Warning – Reality can be really different from my imagination.
If I were an empty white hall in a Contemporary Art Museum under the scorching sun of Mexico, I’d be a hall where people are used to organize concerts. I’d be a big empty white hall with really high walls and maybe with some impressive windows – but eventually I could get along also without windows. If I were this hall, I’d like to host a drum kit inside me. Not an usual drum kit with few standard elements. If I were this hall, I’d like to host a drum kit with dozens of little additional pieces and tricks (metal and wood objects, chains, bells and maybe nails). I’d like to host an extremely extravagant drum kit.
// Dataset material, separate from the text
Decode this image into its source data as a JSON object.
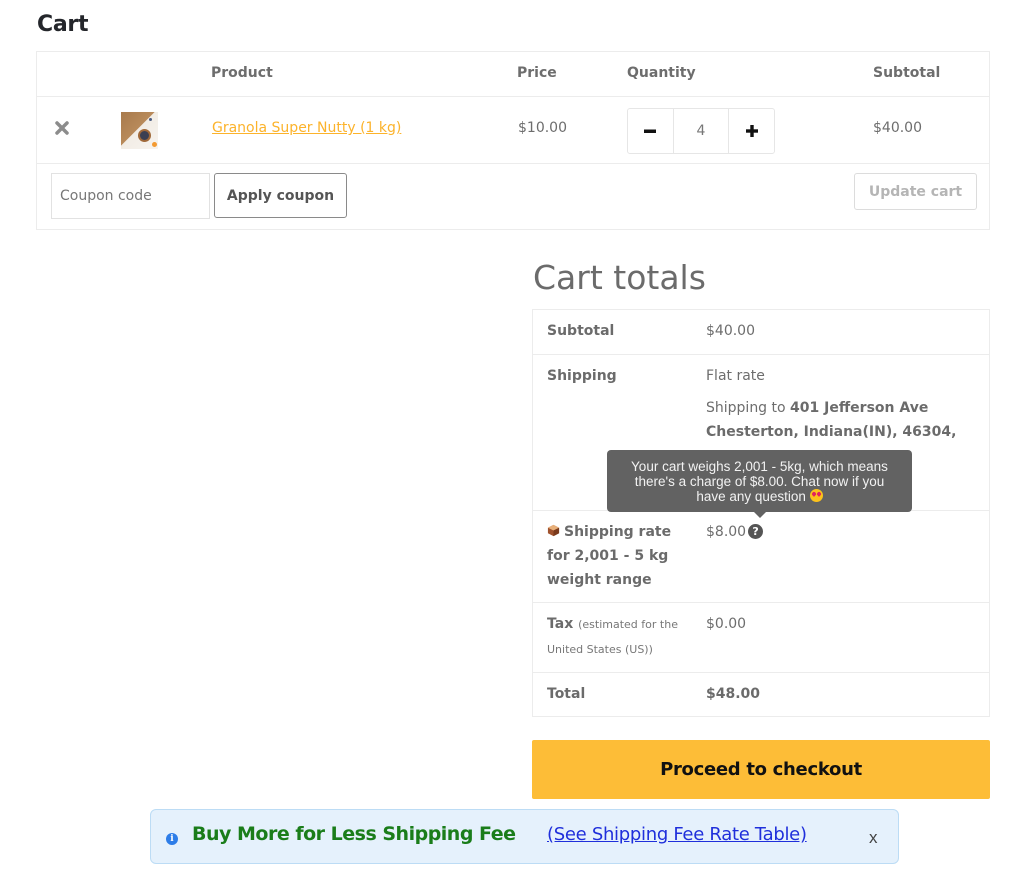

If I were a hall with this kind of drum kit, I’d hope someone would invite Paal Nilssen-Love to come and have a solo concert under my big invisible eyes and ears in the ceiling. I’d like to be that hall indeed.
As usual, when I have a Paal Nilssen-Love solo album in my hands, I have great expectations about it. And as usual, listening to it, I notice how he achieves to capitalize on all the sonic possibilities of his instrument. In the first half he moves “more traditionally” (don’t believe me!) among dense passages on snare drum igniting the fire with powerful hits on the bass drum and on the other skins. He always balances eruptive moments with more quiet variations as when he starts playing with the vibrations resulting from a bell and the rhythmic pattern given by the obsessive percussion of an object I can’t identity. This very same element – that throws us on the second side – evolves in an intricate and frantic hammering on all the skins of the kit. This is the majestic rock side of Nilssen-Love. But he likes to move also in really sparse, ethereal atmospheres, so we fall back in a “cymbals moment”, where he takes advantages of all the resonances, hisses and vibrations of scraping metal surfaces. Then there is still one more eruption to go.
My perception and judgment of the album is considerably influenced by the low quality of the recording. Especially in the very first minutes of side A, the sound is rather flat and muffled. Luckily it seems there is some fine-tuning along the way.
The concert has been recorded during the Festival El Nicho Aural at Centro Cultural España in Mexico City on the 12th of May. It’s released with a commendable seventies-like cover art just on vinyl by Bocian Records that made also available some excerpts on its website.